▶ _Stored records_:
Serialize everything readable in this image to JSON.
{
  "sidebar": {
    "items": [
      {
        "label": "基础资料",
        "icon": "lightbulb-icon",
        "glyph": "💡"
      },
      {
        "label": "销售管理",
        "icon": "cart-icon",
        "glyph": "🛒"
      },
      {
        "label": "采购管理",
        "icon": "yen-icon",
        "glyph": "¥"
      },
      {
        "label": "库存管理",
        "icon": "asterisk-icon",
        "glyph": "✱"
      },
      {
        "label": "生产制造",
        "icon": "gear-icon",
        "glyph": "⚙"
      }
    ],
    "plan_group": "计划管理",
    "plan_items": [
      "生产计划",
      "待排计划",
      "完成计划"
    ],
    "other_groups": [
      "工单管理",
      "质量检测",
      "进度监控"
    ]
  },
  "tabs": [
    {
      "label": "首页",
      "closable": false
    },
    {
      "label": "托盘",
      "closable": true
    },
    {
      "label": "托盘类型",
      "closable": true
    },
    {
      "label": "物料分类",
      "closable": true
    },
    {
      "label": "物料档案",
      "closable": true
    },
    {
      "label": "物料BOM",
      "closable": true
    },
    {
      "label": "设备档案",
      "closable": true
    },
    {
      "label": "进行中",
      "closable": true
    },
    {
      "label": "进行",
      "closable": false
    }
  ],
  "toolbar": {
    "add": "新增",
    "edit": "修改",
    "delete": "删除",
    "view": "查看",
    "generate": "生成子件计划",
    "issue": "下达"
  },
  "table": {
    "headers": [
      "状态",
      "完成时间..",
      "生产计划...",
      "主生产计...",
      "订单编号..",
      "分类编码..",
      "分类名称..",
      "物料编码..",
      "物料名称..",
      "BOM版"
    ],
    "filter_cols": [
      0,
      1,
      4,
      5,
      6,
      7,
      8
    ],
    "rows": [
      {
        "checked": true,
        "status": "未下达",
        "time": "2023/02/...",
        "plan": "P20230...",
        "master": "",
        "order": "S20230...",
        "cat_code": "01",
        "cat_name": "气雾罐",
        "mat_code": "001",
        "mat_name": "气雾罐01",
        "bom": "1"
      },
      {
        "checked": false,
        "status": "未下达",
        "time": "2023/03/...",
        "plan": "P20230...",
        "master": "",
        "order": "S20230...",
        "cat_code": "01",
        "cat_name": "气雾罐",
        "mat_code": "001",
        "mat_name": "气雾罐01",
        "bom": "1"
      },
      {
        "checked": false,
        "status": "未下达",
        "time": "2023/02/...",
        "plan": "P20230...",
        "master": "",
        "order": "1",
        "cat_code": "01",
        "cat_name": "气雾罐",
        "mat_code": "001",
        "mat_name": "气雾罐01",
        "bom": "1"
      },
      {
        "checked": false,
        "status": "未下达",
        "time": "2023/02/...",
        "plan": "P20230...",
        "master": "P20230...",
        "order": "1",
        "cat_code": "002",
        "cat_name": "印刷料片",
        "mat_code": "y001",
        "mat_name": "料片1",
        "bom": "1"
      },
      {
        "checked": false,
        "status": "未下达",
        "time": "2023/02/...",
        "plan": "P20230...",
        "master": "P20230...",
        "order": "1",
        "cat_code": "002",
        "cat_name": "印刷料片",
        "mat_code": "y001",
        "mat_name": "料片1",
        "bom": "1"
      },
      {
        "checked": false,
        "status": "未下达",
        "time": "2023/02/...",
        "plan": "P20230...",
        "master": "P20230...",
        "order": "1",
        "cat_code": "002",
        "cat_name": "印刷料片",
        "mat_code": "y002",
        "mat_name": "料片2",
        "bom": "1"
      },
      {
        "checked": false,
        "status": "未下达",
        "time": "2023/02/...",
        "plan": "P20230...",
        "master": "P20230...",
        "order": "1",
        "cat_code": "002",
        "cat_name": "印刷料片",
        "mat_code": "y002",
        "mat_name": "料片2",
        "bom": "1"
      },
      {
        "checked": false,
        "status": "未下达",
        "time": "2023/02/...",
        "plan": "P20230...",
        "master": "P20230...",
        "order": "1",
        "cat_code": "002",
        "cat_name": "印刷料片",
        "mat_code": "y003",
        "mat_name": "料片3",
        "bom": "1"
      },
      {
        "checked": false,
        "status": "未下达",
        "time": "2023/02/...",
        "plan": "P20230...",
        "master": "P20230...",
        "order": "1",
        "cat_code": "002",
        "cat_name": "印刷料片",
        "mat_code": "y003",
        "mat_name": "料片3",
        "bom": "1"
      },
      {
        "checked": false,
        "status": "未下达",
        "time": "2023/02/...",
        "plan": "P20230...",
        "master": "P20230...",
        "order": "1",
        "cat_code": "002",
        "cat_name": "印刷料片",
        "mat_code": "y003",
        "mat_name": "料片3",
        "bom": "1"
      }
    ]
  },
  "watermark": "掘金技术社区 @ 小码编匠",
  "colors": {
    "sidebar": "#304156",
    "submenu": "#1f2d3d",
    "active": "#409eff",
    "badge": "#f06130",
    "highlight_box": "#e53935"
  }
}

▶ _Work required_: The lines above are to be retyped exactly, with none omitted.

▶ _Result_:
Serialize everything readable in this image to JSON.
{
  "sidebar": {
    "items": [
      {
        "label": "基础资料",
        "icon": "lightbulb-icon",
        "glyph": "💡"
      },
      {
        "label": "销售管理",
        "icon": "cart-icon",
        "glyph": "🛒"
      },
      {
        "label": "采购管理",
        "icon": "yen-icon",
        "glyph": "¥"
      },
      {
        "label": "库存管理",
        "icon": "asterisk-icon",
        "glyph": "✱"
      },
      {
        "label": "生产制造",
        "icon": "gear-icon",
        "glyph": "⚙"
      }
    ],
    "plan_group": "计划管理",
    "plan_items": [
      "生产计划",
      "待排计划",
      "完成计划"
    ],
    "other_groups": [
      "工单管理",
      "质量检测",
      "进度监控"
    ]
  },
  "tabs": [
    {
      "label": "首页",
      "closable": false
    },
    {
      "label": "托盘",
      "closable": true
    },
    {
      "label": "托盘类型",
      "closable": true
    },
    {
      "label": "物料分类",
      "closable": true
    },
    {
      "label": "物料档案",
      "closable": true
    },
    {
      "label": "物料BOM",
      "closable": true
    },
    {
      "label": "设备档案",
      "closable": true
    },
    {
      "label": "进行中",
      "closable": true
    },
    {
      "label": "进行",
      "closable": false
    }
  ],
  "toolbar": {
    "add": "新增",
    "edit": "修改",
    "delete": "删除",
    "view": "查看",
    "generate": "生成子件计划",
    "issue": "下达"
  },
  "table": {
    "headers": [
      "状态",
      "完成时间..",
      "生产计划...",
      "主生产计...",
      "订单编号..",
      "分类编码..",
      "分类名称..",
      "物料编码..",
      "物料名称..",
      "BOM版"
    ],
    "filter_cols": [
      0,
      1,
      4,
      5,
      6,
      7,
      8
    ],
    "rows": [
      {
        "checked": true,
        "status": "未下达",
        "time": "2023/02/...",
        "plan": "P20230...",
        "master": "",
        "order": "S20230...",
        "cat_code": "01",
        "cat_name": "气雾罐",
        "mat_code": "001",
        "mat_name": "气雾罐01",
        "bom": "1"
      },
      {
        "checked": false,
        "status": "未下达",
        "time": "2023/03/...",
        "plan": "P20230...",
        "master": "",
        "order": "S20230...",
        "cat_code": "01",
        "cat_name": "气雾罐",
        "mat_code": "001",
        "mat_name": "气雾罐01",
        "bom": "1"
      },
      {
        "checked": false,
        "status": "未下达",
        "time": "2023/02/...",
        "plan": "P20230...",
        "master": "",
        "order": "1",
        "cat_code": "01",
        "cat_name": "气雾罐",
        "mat_code": "001",
        "mat_name": "气雾罐01",
        "bom": "1"
      },
      {
        "checked": false,
        "status": "未下达",
        "time": "2023/02/...",
        "plan": "P20230...",
        "master": "P20230...",
        "order": "1",
        "cat_code": "002",
        "cat_name": "印刷料片",
        "mat_code": "y001",
        "mat_name": "料片1",
        "bom": "1"
      },
      {
        "checked": false,
        "status": "未下达",
        "time": "2023/02/...",
        "plan": "P20230...",
        "master": "P20230...",
        "order": "1",
        "cat_code": "002",
        "cat_name": "印刷料片",
        "mat_code": "y001",
        "mat_name": "料片1",
        "bom": "1"
      },
      {
        "checked": false,
        "status": "未下达",
        "time": "2023/02/...",
        "plan": "P20230...",
        "master": "P20230...",
        "order": "1",
        "cat_code": "002",
        "cat_name": "印刷料片",
        "mat_code": "y002",
        "mat_name": "料片2",
        "bom": "1"
      },
      {
        "checked": false,
        "status": "未下达",
        "time": "2023/02/...",
        "plan": "P20230...",
        "master": "P20230...",
        "order": "1",
        "cat_code": "002",
        "cat_name": "印刷料片",
        "mat_code": "y002",
        "mat_name": "料片2",
        "bom": "1"
      },
      {
        "checked": false,
        "status": "未下达",
        "time": "2023/02/...",
        "plan": "P20230...",
        "master": "P20230...",
        "order": "1",
        "cat_code": "002",
        "cat_name": "印刷料片",
        "mat_code": "y003",
        "mat_name": "料片3",
        "bom": "1"
      },
      {
        "checked": false,
        "status": "未下达",
        "time": "2023/02/...",
        "plan": "P20230...",
        "master": "P20230...",
        "order": "1",
        "cat_code": "002",
        "cat_name": "印刷料片",
        "mat_code": "y003",
        "mat_name": "料片3",
        "bom": "1"
      },
      {
        "checked": false,
        "status": "未下达",
        "time": "2023/02/...",
        "plan": "P20230...",
        "master": "P20230...",
        "order": "1",
        "cat_code": "002",
        "cat_name": "印刷料片",
        "mat_code": "y003",
        "mat_name": "料片3",
        "bom": "1"
      }
    ]
  },
  "watermark": "掘金技术社区 @ 小码编匠",
  "colors": {
    "sidebar": "#304156",
    "submenu": "#1f2d3d",
    "active": "#409eff",
    "badge": "#f06130",
    "highlight_box": "#e53935"
  }
}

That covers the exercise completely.